Starting with the good stuff, the GeForce RTX 3050 Ti offers largely the same performance as the older RTX 2060 when configured at a similar power level. This continues Nvidia’s trend of bringing improved performance on the newer generation, usually equivalent to a tier above from the previous gen. The current market makes it hard to make comparisons to previous years, but RTX 3050 Ti laptops should be cheaper than RTX 2060 laptop launch prices.
The 3050 Ti also offers modest performance improvements over the GTX 1660 Ti in what should be the same price class. At roughly 10% faster, it doesn’t make it a must buy if GTX 1660 Ti models are available at a discount, however the RTX 3050 Ti does support ray tracing and DLSS, where the GTX 1660 Ti does not.
Newer laptops should also benefit from faster CPUs which have greatly improved over the last few years. Although this is irrelevant to the RTX 3050 Ti GPU itself, it is a consideration when focusing on specific laptop models.
On the less stellar side, using just 4GB of VRAM feels inadequate for the performance level this GPU provides. Being RTX 2060-like in performance means the 3050 Ti should have no problem with 1080p gaming at Ultra settings, and for the most part that’s true — unless texture sizes exceed the VRAM buffer, which is reduced from 6GB to 4GB of GDDR6 relative to the 2060. In some games that is insufficient even at 1080p, let alone in the future which will almost certainly see even more VRAM usage.
Now, there is a place in the market for 4GB VRAM cards, entry-level options like the GTX 1650 is one example where it makes sense, as you’ll often be playing on medium setting as the GPU overall isn’t powerful enough for Ultra. But the RTX 3050 Ti is much faster than the GTX 1650, opening the door for gaming at higher quality settings or resolutions, where 4GB can bottleneck the card before the CUDA cores are saturated.
The VRAM reduction in this price category also hurts ray tracing, which tends to allocate more VRAM than traditional rasterization. It’s nice to bring ray tracing to lower price tiers, but there’s not much point when you don’t provide enough VRAM to cope with its increased demands (or even plain rendering for that matter).
The RTX 3050 Ti also faces strong competition from Nvidia’s own line-up. The RTX 3060 is much faster, offering ~35% more performance at a similar 80W power level, or 50% more when the RTX 3060 is configured at its maximum 115W limit. That’s a much larger margin than in higher tiers, where something like the RTX 3070 is only 20% ahead of the 3060.

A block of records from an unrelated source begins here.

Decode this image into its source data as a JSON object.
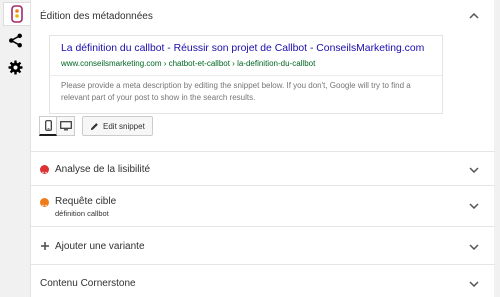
{
  "rail": {
    "items": [
      {
        "icon": "traffic-light-icon"
      },
      {
        "icon": "share-icon"
      },
      {
        "icon": "gear-icon"
      }
    ]
  },
  "metadescription": {
    "title": "Édition des métadonnées",
    "snippet": {
      "title": "La définition du callbot - Réussir son projet de Callbot - ConseilsMarketing.com",
      "url": "www.conseilsmarketing.com › chatbot-et-callbot › la-definition-du-callbot",
      "description": "Please provide a meta description by editing the snippet below. If you don't, Google will try to find a relevant part of your post to show in the search results."
    },
    "mode": "mobile",
    "edit_snippet_label": "Edit snippet"
  },
  "sections": {
    "readability": {
      "title": "Analyse de la lisibilité",
      "status_color": "#dc3232"
    },
    "keyphrase": {
      "title": "Requête cible",
      "value": "définition callbot",
      "status_color": "#ee7c1b"
    },
    "add_variant": {
      "title": "Ajouter une variante"
    },
    "cornerstone": {
      "title": "Contenu Cornerstone"
    }
  },
  "colors": {
    "link": "#1a0dab",
    "url": "#006621",
    "icon_purple": "#a4286a"
  }
}
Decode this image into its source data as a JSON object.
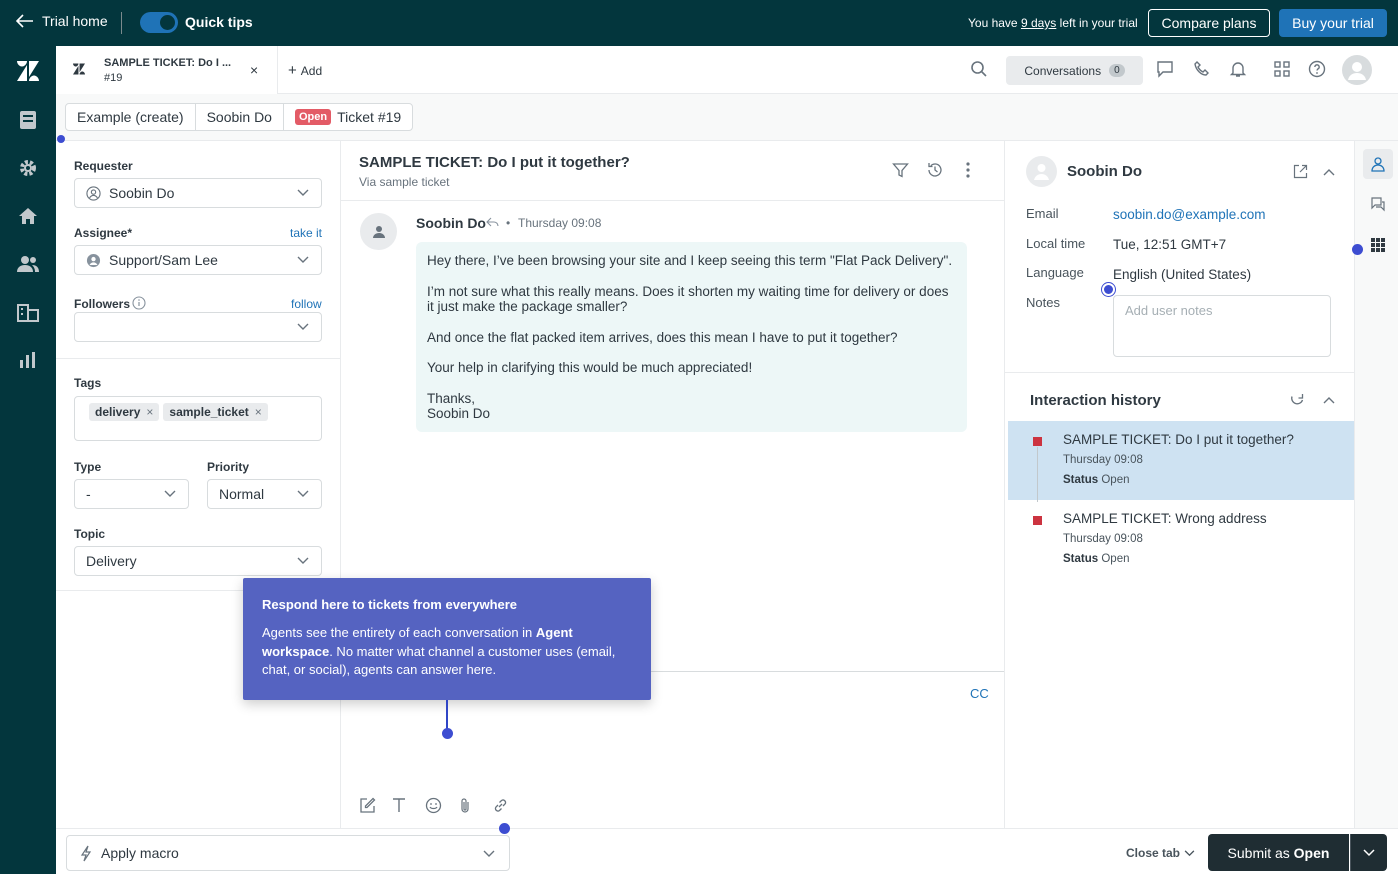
{
  "topbar": {
    "back_label": "Trial home",
    "quick_tips_label": "Quick tips",
    "trial_prefix": "You have ",
    "trial_days": "9 days",
    "trial_suffix": " left in your trial",
    "compare_label": "Compare plans",
    "buy_label": "Buy your trial"
  },
  "tabs": {
    "ticket_title": "SAMPLE TICKET: Do I ...",
    "ticket_number": "#19",
    "close_glyph": "×",
    "add_label": "Add",
    "conversations_label": "Conversations",
    "conversations_count": "0"
  },
  "breadcrumb": {
    "items": [
      "Example (create)",
      "Soobin Do"
    ],
    "status_badge": "Open",
    "ticket_label": "Ticket #19"
  },
  "properties": {
    "requester_label": "Requester",
    "requester_value": "Soobin Do",
    "assignee_label": "Assignee*",
    "assignee_link": "take it",
    "assignee_value": "Support/Sam Lee",
    "followers_label": "Followers",
    "followers_link": "follow",
    "tags_label": "Tags",
    "tags": [
      "delivery",
      "sample_ticket"
    ],
    "type_label": "Type",
    "type_value": "-",
    "priority_label": "Priority",
    "priority_value": "Normal",
    "topic_label": "Topic",
    "topic_value": "Delivery"
  },
  "conversation": {
    "subject": "SAMPLE TICKET: Do I put it together?",
    "via": "Via sample ticket",
    "author": "Soobin Do",
    "time": "Thursday 09:08",
    "paragraphs": [
      "Hey there, I’ve been browsing your site and I keep seeing this term \"Flat Pack Delivery\".",
      "I’m not sure what this really means. Does it shorten my waiting time for delivery or does it just make the package smaller?",
      "And once the flat packed item arrives, does this mean I have to put it together?",
      "Your help in clarifying this would be much appreciated!"
    ],
    "signoff_1": "Thanks,",
    "signoff_2": "Soobin Do",
    "cc_label": "CC"
  },
  "tooltip": {
    "title": "Respond here to tickets from everywhere",
    "body_1": "Agents see the entirety of each conversation in ",
    "body_bold": "Agent workspace",
    "body_2": ". No matter what channel a customer uses (email, chat, or social), agents can answer here."
  },
  "customer": {
    "name": "Soobin Do",
    "email_label": "Email",
    "email_value": "soobin.do@example.com",
    "local_time_label": "Local time",
    "local_time_value": "Tue, 12:51 GMT+7",
    "language_label": "Language",
    "language_value": "English (United States)",
    "notes_label": "Notes",
    "notes_placeholder": "Add user notes"
  },
  "interaction_history": {
    "title": "Interaction history",
    "items": [
      {
        "subject": "SAMPLE TICKET: Do I put it together?",
        "time": "Thursday 09:08",
        "status_label": "Status",
        "status_value": "Open"
      },
      {
        "subject": "SAMPLE TICKET: Wrong address",
        "time": "Thursday 09:08",
        "status_label": "Status",
        "status_value": "Open"
      }
    ]
  },
  "bottombar": {
    "macro_label": "Apply macro",
    "close_tab_label": "Close tab",
    "submit_prefix": "Submit as ",
    "submit_status": "Open"
  },
  "colors": {
    "brand_dark": "#03363d",
    "accent_blue": "#1f73b7",
    "tooltip_bg": "#5563c1",
    "status_open": "#e35b66"
  }
}
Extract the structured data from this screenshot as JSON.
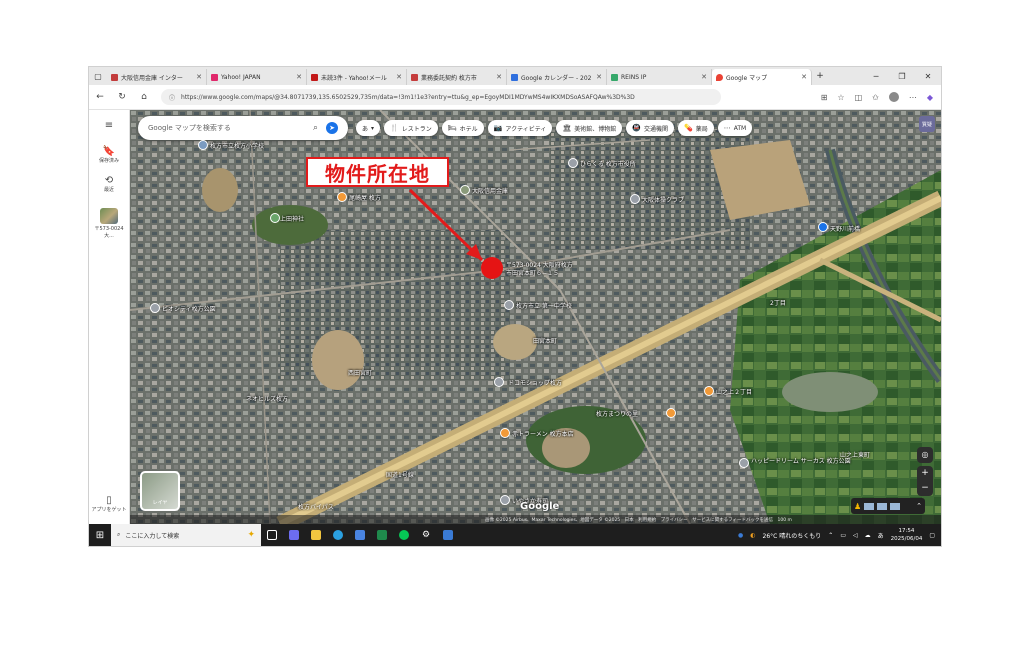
{
  "browser": {
    "tabs": [
      {
        "label": "大阪信用金庫 インター",
        "color": "#c23b3b"
      },
      {
        "label": "Yahoo! JAPAN",
        "color": "#e0286b"
      },
      {
        "label": "未読3件 - Yahoo!メール",
        "color": "#c21818"
      },
      {
        "label": "業務委託契約 枚方市",
        "color": "#c53c3c"
      },
      {
        "label": "Google カレンダー - 202",
        "color": "#2f6fde"
      },
      {
        "label": "REINS IP",
        "color": "#36a86a"
      },
      {
        "label": "Google マップ",
        "color": "#ea4335",
        "active": true
      }
    ],
    "new_tab": "+",
    "url": "https://www.google.com/maps/@34.8071739,135.6502529,735m/data=!3m1!1e3?entry=ttu&g_ep=EgoyMDI1MDYwMS4wIKXMDSoASAFQAw%3D%3D"
  },
  "sidebar": {
    "saved": "保存済み",
    "recent": "最近",
    "thumb_label": "〒573-0024 大...",
    "app_get": "アプリをゲット"
  },
  "map": {
    "search_placeholder": "Google マップを検索する",
    "input_mode": "あ",
    "chips": [
      {
        "icon": "🍴",
        "label": "レストラン"
      },
      {
        "icon": "🛏",
        "label": "ホテル"
      },
      {
        "icon": "📷",
        "label": "アクティビティ"
      },
      {
        "icon": "🏛",
        "label": "美術館、博物館"
      },
      {
        "icon": "🚇",
        "label": "交通機関"
      },
      {
        "icon": "💊",
        "label": "薬局"
      },
      {
        "icon": "⋯",
        "label": "ATM"
      }
    ],
    "grid_label": "質疑",
    "callout": "物件所在地",
    "target_label_1": "〒573-0024 大阪府枚方",
    "target_label_2": "市田宮本町６−１５",
    "labels": {
      "school1": "枚方市立枚方小学校",
      "bank": "大阪信用金庫",
      "bon": "ひらくる 枚方市役所",
      "tenno": "天野川前橋",
      "sushi": "尾崎屋 枚方",
      "tamiya": "田宮本町",
      "junior": "枚方市立 第一中学校",
      "nishitamiya": "西田宮町",
      "park": "上田神社",
      "osaka": "大阪体操クラブ",
      "yamanoue": "山之上東町",
      "dream": "ハッピードリーム サーカス 枚方公園",
      "akaji": "赤トラーメン 枚方本店",
      "chome": "2丁目",
      "yamanoue2": "山之上２丁目",
      "gallery": "ビオシティ枚方公園",
      "pharmacy": "枚方まつりの里",
      "hotel": "ネオヒルズ枚方",
      "store": "ドコモショップ枚方",
      "circle": "いやさか寿司",
      "highway": "枚方バイパス",
      "road1": "国道1号線"
    },
    "layer_label": "レイヤ",
    "attribution": "画像 ©2025 Airbus、Maxar Technologies、地図データ ©2025　日本　利用規約　プライバシー　サービスに関するフィードバックを送信　100 m",
    "google": "Google"
  },
  "taskbar": {
    "search_placeholder": "ここに入力して検索",
    "weather": "26°C 晴れのちくもり",
    "ime": "あ",
    "time": "17:54",
    "date": "2025/06/04"
  },
  "colors": {
    "callout_red": "#e21b1b",
    "pin_red": "#e51414"
  }
}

With the RTX 3060 usually costing $100-200 more in an otherwise equivalent laptop, the RTX 3060 is a much better deal for gamers as you get the VRAM boost and a big performance jump. Look hard enough and you can find decent mainstream or mid-range gaming laptops with this GPU without having to go too high-end.
That’s the real stinger for those hoping for something great value that’s worth buying in today’s market. For less gaming centric laptops, the RTX 3050 Ti remains a solid GPU, but it’s not landing that value sweet spot some were hoping for.